Work-related disease in America takes an estimated 50,000 lives each year — more than gun violence or motor-vehicle accidents. Hundreds of thousands more are sickened by job-related exposures.
And yet occupational illness — legally sanctioned, in effect, by the United States government — remains one of the least-understood, least-examined subjects in this country. In “Unequal Risk,” a series 18 months in the making that featured eight major stories, three videos, two interactive graphics and a national radio segment, the Center for Public Integrity revealed the enormous human and economic toll exacted by toxic exposures in the workplace.
Many of the diseases triggered by these exposures — cancers, lung conditions, nervous-system disorders — are preventable. As the Center explained, the epidemic “isn’t merely the product of neglect or misconduct by employers. It’s the predictable result of a bifurcated system of hazard regulation — one for the general public and another, far weaker, for workers.” The Center performed unprecedented data analyses to document this disparate treatment.
In the first group of stories, from June through September, the Center’s Jim Morris, Jamie Smith Hopkins, Maryam Jameel, Eleanor Bell and Yue Qiu showed readers and viewers the human cost of weak regulation. That price includes Chris Johnson, a 40-year-old bricklayer who, on paper, has only five years to live because he developed the lung disease silicosis from a dusty renovation job, and bricklayer Scott Whipps, who died from the disease at 38.
In 1974, federal health officials warned that the workplace exposure limit for silica — the ubiquitous mineral that causes silicosis — was dangerously lenient. The Occupational Safety and Health Administration finally proposed a stricter limit in 2011 and didn’t complete the rulemaking until this spring.
Silica isn’t an outlier. Most of OSHA’s 470 exposure limits are, by the agency’s own admission, hopelessly outdated. The vast majority of chemicals made or used in the U.S. have no limits at all. OSHA, Congress, industry and the White House all bear responsibility. And the impact doesn’t stop at workers: Toxic exposures on the job can injure unborn children, too, as we illustrated in one of our stories.

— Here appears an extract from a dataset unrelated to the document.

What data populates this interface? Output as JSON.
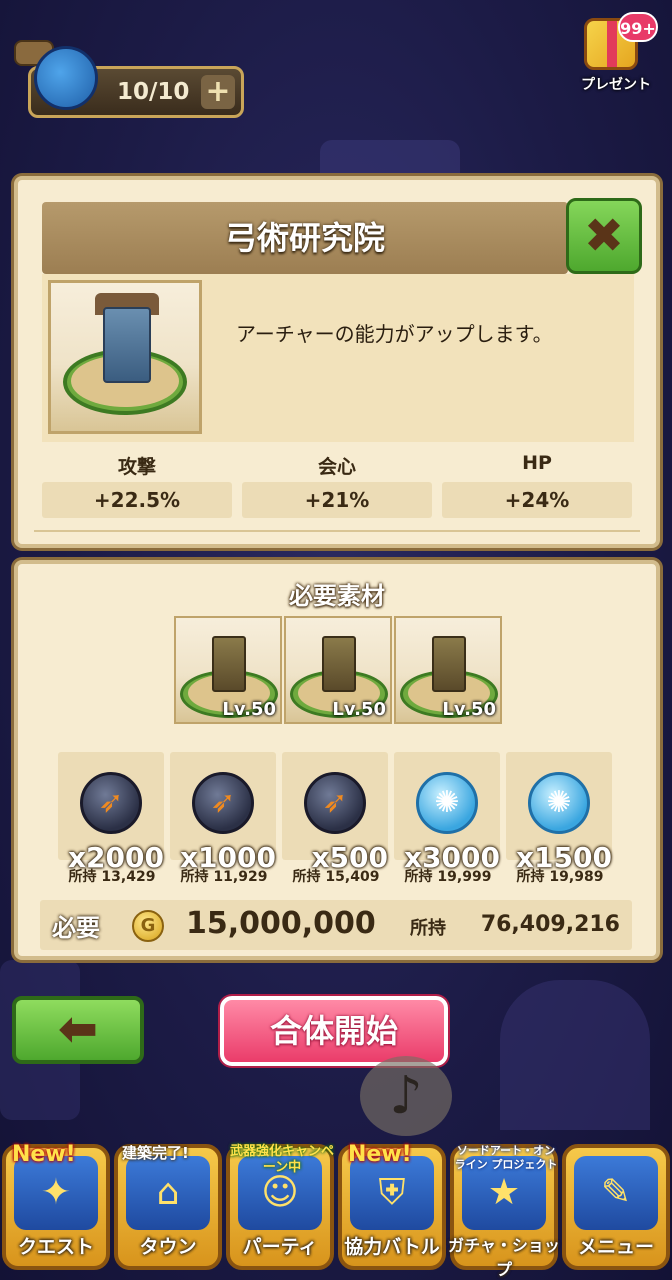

The Center filed multiple Freedom of Information Act and state public-information requests and analyzed several dense datasets for the series. One analysis, undertaken with a former OSHA official, estimated the often-stunning cancer risks at the maximum legal exposure levels for various carcinogens. Another showed how often the agency found high levels of certain hazardous substances in the workplace, results that required heavy lifting on an OSHA database that didn’t come in a shape to make such comparisons. The Center also tallied sudden deaths from a chemical commonly found in paint strippers, detailing a longstanding problem that regulators missed — or ignored — for decades.
The second group of “Unequal Risk” stories, in November and December, revealed the daunting problems workers face after they get sick. We showed how victims of occupational illness have little chance of success in state workers’ compensation systems larded with industry-friendly rules. We profiled Sandra Cooper, whose husband worked in a Pennsylvania factory and died of what his doctors diagnosed as a chemical-related condition. It took Cooper four-and-a-half years to win a claim on her husband’s behalf, a minor miracle in itself. She is still trying to recoup medical costs and lost wages two years after he died.
We laid bare systemic flaws in the U.S. Department of Labor’s Energy Employee Occupational Illness Compensation Program, designed to aid former nuclear-weapons workers who developed cancer or other diseases after toiling in some of the most hazardous environments imaginable. We dug into an arcane process known as dose reconstruction and showed how it has kept workers like Paul Brogdon, an ex-security guard who has what he believes to be radiation-induced prostate cancer, from getting compensation and medical coverage. We showed that claims involving chemical exposures hit roadblocks that include a review by toxicologist who almost never agrees that the substance in question can cause the worker’s disease.
In the final installment, we profiled Kris Penny, a 39-year-old Floridian dying of mesothelioma, a rare cancer virtually always linked to asbestos exposure. He is a victim of what experts predicted at a conference 25 years ago: a “third wave” of disease as workers updating infrastructure or renovating buildings disturb old asbestos. Hard-bitten litigators said the 11-minute Penny video, “Time Bomb,” brought them to tears.
Reaction to “Unequal Risk” came swiftly. An official with the Environmental Protection Agency, considering a ban on the paint-stripping solvent methylene chloride, reached out to the Center for guidance. Worker safety advocates pointed to our coverage as they pushed back against congressional efforts to further delay a silica rule that would impose a stricter workplace exposure limit. Professors at Columbia University, the University of Connecticut and George Washington University said they would use our stories in their classrooms. Morris, a Center managing editor and writer, has been invited to address the American College of Occupational and Environmental Medicine at its annual meeting in April.
“The conclusions are jarring in and of themselves,” Columbia Journalism Review wrote of the series. “But what makes them even more frightening is the knowledge that such conditions exist — indeed, they’re often legal — in one of the most advanced countries in the world.”